In June 1157 Performance Group’s Tao of Hamlet deconstructed the classic text in a haunting, evocative and richly visual experience.
Not to be outshone, in March the Arts Centre youtheatre presented an innovative mad-Brechtian-science-lab Life of Galileo and a delightfully quirky, psychedelic and immersive Alice in Wonderland in July.
Each of these productions transformed the energy of the space, and the relationship of the audience to it, in a new and exciting way.
Last night was the turn of Robert James Anderson in a solo show which encompassed piano playing, running, original and haunting love songs, delicate poetry, strutting his stuff beneath a disco mirror ball while women tucked dollar bills in his pink underwear (in a neat bit of audience interaction in response to his written instructions) strong coffee and green tea, a suspended mirror, video, acting as his own lighting and sound technician and culminating in possibly the first live art/performance art experience in Jersey Arts Centre’s 27 year history.
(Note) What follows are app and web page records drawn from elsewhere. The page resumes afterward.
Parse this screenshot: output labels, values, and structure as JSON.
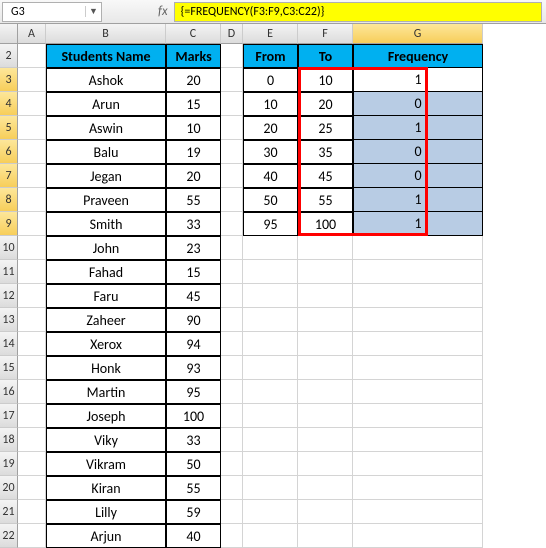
{
  "nameBox": "G3",
  "formula": "{=FREQUENCY(F3:F9,C3:C22)}",
  "columns": [
    "A",
    "B",
    "C",
    "D",
    "E",
    "F",
    "G"
  ],
  "activeCol": "G",
  "headers1": {
    "studentsName": "Students Name",
    "marks": "Marks"
  },
  "headers2": {
    "from": "From",
    "to": "To",
    "frequency": "Frequency"
  },
  "students": [
    {
      "name": "Ashok",
      "marks": 20
    },
    {
      "name": "Arun",
      "marks": 15
    },
    {
      "name": "Aswin",
      "marks": 10
    },
    {
      "name": "Balu",
      "marks": 19
    },
    {
      "name": "Jegan",
      "marks": 20
    },
    {
      "name": "Praveen",
      "marks": 55
    },
    {
      "name": "Smith",
      "marks": 33
    },
    {
      "name": "John",
      "marks": 23
    },
    {
      "name": "Fahad",
      "marks": 15
    },
    {
      "name": "Faru",
      "marks": 45
    },
    {
      "name": "Zaheer",
      "marks": 90
    },
    {
      "name": "Xerox",
      "marks": 94
    },
    {
      "name": "Honk",
      "marks": 93
    },
    {
      "name": "Martin",
      "marks": 95
    },
    {
      "name": "Joseph",
      "marks": 100
    },
    {
      "name": "Viky",
      "marks": 33
    },
    {
      "name": "Vikram",
      "marks": 50
    },
    {
      "name": "Kiran",
      "marks": 55
    },
    {
      "name": "Lilly",
      "marks": 59
    },
    {
      "name": "Arjun",
      "marks": 40
    }
  ],
  "ranges": [
    {
      "from": 0,
      "to": 10,
      "freq": 1
    },
    {
      "from": 10,
      "to": 20,
      "freq": 0
    },
    {
      "from": 20,
      "to": 25,
      "freq": 1
    },
    {
      "from": 30,
      "to": 35,
      "freq": 0
    },
    {
      "from": 40,
      "to": 45,
      "freq": 0
    },
    {
      "from": 50,
      "to": 55,
      "freq": 1
    },
    {
      "from": 95,
      "to": 100,
      "freq": 1
    }
  ],
  "rowStart": 2,
  "rowEnd": 22,
  "activeRows": [
    3,
    4,
    5,
    6,
    7,
    8,
    9
  ]
}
Belying the T shirt he wore at one point which read ‘Average at Best’, RJA is multi-talented, and good at judging mood and at modulating his relationship with his audience, moving fluidly between comedy and intimacy and eliciting participation at key moments.
The highlight of the evening for me and many others was the live art sequence in which audience members used paintbrushes to coat his now naked body in treacle (which dripped off him onto paper in luxuriously viscous drips) and others then washed his body in a tender ceremony of almost religious simplicity, which it was a privilege to see.
This was a show of many parts and which could be developed further in different directions. Expectations about rehearsing and perfection versus spontaneity and liveness differ between theatre and performance art practice. At times I imagined I was in a Manhattan loft apartment watching the unfolding story of a character, who might or might not be Robert James Anderson, going about his day, exercising, dressing, composing poetry and singing torch songs.
There was a baring of skin but also a baring of emotion and, what held it all together, a generosity of spirit that engaged and embraced the audience.